East Lansing City Council passed a resolution on August 16, 2016 supporting the declaration of the City of East Lansing as a Pollinator Friendly Community.

The resolution acknowledges the importance of pollinators to local agriculture, ecosystems and economies; and recognizes the recent decline in pollinator populations due to increased use of pesticides, loss of habitat and loss of food supply. The resolution also acknowledges that the primary driver of pollinator health is the presence and availability of pollinator-friendly flowers and trees.

What the City Plans to Do

As a Pollinator Friendly Community, the City of East Lansing will:

  • Continue to strive to reduce and minimize all chemical pesticide use on City property, and, where possible, implement alternative practices to minimize impacts on the natural environment.
  • Create a comprehensive pesticide use policy for all departments that will specify when the use of pesticides may be considered, provide guidance on the proper use of pesticides and focus on the elimination of pesticides that are highly damaging to pollinators.
  • Work to enhance safe and healthy pollinator forage habitat on City properties, including revision of mowing policies where possible to allow wildflowers and other appropriate flowering species to flourish and feed pollinators. The City will also consider pollinator-friendly and native trees as part of its community tree selection process.
  • Strive to purchase landscaping materials, such as plants and seeds, that have not been pre-treated with systemic pesticides.
  • Encourage local businesses, schools, neighborhoods and households to adopt pollinator friendly policies and practices.
  • Work with local universities and other professional organizations to support pollinator health and research, implement best practices, encourage swarm recovery and establish a baseline to monitor pollinator health.

What Residents Can Do

Community members are encouraged be a part of making East Lansing more friendly to pollinators.
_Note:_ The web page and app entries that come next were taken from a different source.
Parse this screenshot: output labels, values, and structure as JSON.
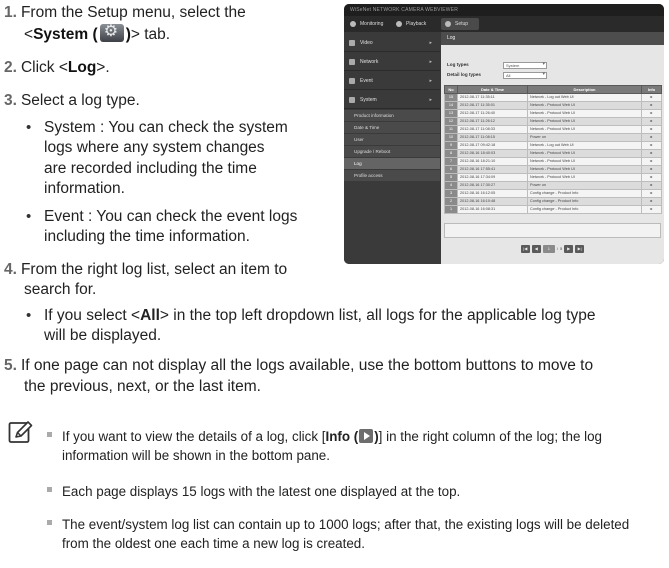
{
  "steps": [
    {
      "num": "1.",
      "line1": "From the Setup menu, select the",
      "pre": "<",
      "bold": "System (",
      "bold2": ")",
      "post": "> tab."
    },
    {
      "num": "2.",
      "pre": "Click <",
      "bold": "Log",
      "post": ">."
    },
    {
      "num": "3.",
      "text": "Select a log type."
    },
    {
      "num": "4.",
      "line1": "From the right log list, select an item to",
      "line2": "search for."
    },
    {
      "num": "5.",
      "line1": "If one page can not display all the logs available, use the bottom buttons to move to",
      "line2": "the previous, next, or the last item."
    }
  ],
  "sub_bullets": [
    {
      "l1": "System : You can check the system",
      "l2": "logs where any system changes",
      "l3": "are recorded including the time",
      "l4": "information."
    },
    {
      "l1": "Event : You can check the event logs",
      "l2": "including the time information."
    },
    {
      "pre": "If you select <",
      "bold": "All",
      "post": "> in the top left dropdown list, all logs for the applicable log type",
      "l2": "will be displayed."
    }
  ],
  "notes": [
    {
      "pre": "If you want to view the details of a log, click [",
      "bold": "Info (",
      "bold2": ")",
      "post": "] in the right column of the log; the log",
      "l2": "information will be shown in the bottom pane."
    },
    {
      "text": "Each page displays 15 logs with the latest one displayed at the top."
    },
    {
      "l1": "The event/system log list can contain up to 1000 logs; after that, the existing logs will be deleted",
      "l2": "from the oldest one each time a new log is created."
    }
  ],
  "icons": {
    "gear": "gear-icon",
    "play": "play-icon",
    "note": "note-pencil-icon"
  },
  "screenshot": {
    "brand": "WiSeNet NETWORK CAMERA WEBVIEWER",
    "nav": [
      "Monitoring",
      "Playback",
      "Setup"
    ],
    "sidebar": [
      "Video",
      "Network",
      "Event",
      "System"
    ],
    "submenu": [
      "Product information",
      "Date & Time",
      "User",
      "Upgrade / Reboot",
      "Log",
      "Profile access"
    ],
    "panel_title": "Log",
    "filters": [
      {
        "label": "Log types",
        "value": "System"
      },
      {
        "label": "Detail log types",
        "value": "All"
      }
    ],
    "columns": [
      "No",
      "Date & Time",
      "Description",
      "Info"
    ],
    "rows": [
      {
        "no": "15",
        "date": "2012-08-17 11:35:11",
        "desc": "Network - Log out Web UI"
      },
      {
        "no": "14",
        "date": "2012-08-17 11:35:01",
        "desc": "Network - Protocol Web UI"
      },
      {
        "no": "13",
        "date": "2012-08-17 11:26:40",
        "desc": "Network - Protocol Web UI"
      },
      {
        "no": "12",
        "date": "2012-08-17 11:26:12",
        "desc": "Network - Protocol Web UI"
      },
      {
        "no": "11",
        "date": "2012-08-17 11:08:33",
        "desc": "Network - Protocol Web UI"
      },
      {
        "no": "10",
        "date": "2012-08-17 11:08:15",
        "desc": "Power on"
      },
      {
        "no": "9",
        "date": "2012-08-17 09:42:18",
        "desc": "Network - Log out Web UI"
      },
      {
        "no": "8",
        "date": "2012-08-16 18:40:03",
        "desc": "Network - Protocol Web UI"
      },
      {
        "no": "7",
        "date": "2012-08-16 18:21:10",
        "desc": "Network - Protocol Web UI"
      },
      {
        "no": "6",
        "date": "2012-08-16 17:55:41",
        "desc": "Network - Protocol Web UI"
      },
      {
        "no": "5",
        "date": "2012-08-16 17:34:09",
        "desc": "Network - Protocol Web UI"
      },
      {
        "no": "4",
        "date": "2012-08-16 17:30:27",
        "desc": "Power on"
      },
      {
        "no": "3",
        "date": "2012-08-16 16:12:05",
        "desc": "Config change - Product Info"
      },
      {
        "no": "2",
        "date": "2012-08-16 16:10:48",
        "desc": "Config change - Product Info"
      },
      {
        "no": "1",
        "date": "2012-08-16 16:08:31",
        "desc": "Config change - Product Info"
      }
    ],
    "pager": {
      "first": "|◀",
      "prev": "◀",
      "current": "1",
      "sep": "/",
      "total": "5",
      "next": "▶",
      "last": "▶|"
    }
  }
}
Here are a few ways community members can help make a difference:

  • Reduce the use of pesticides in yards.
  • Plant pollinator-friendly plants.
  • Plant a pollinator garden and register it as part of the Million Pollinator Garden Challenge.
  • Leave some areas in yards mulch-free.
  • Convert portions of lawns into wildflower meadows.
  • Limit mowing to every two to three weeks.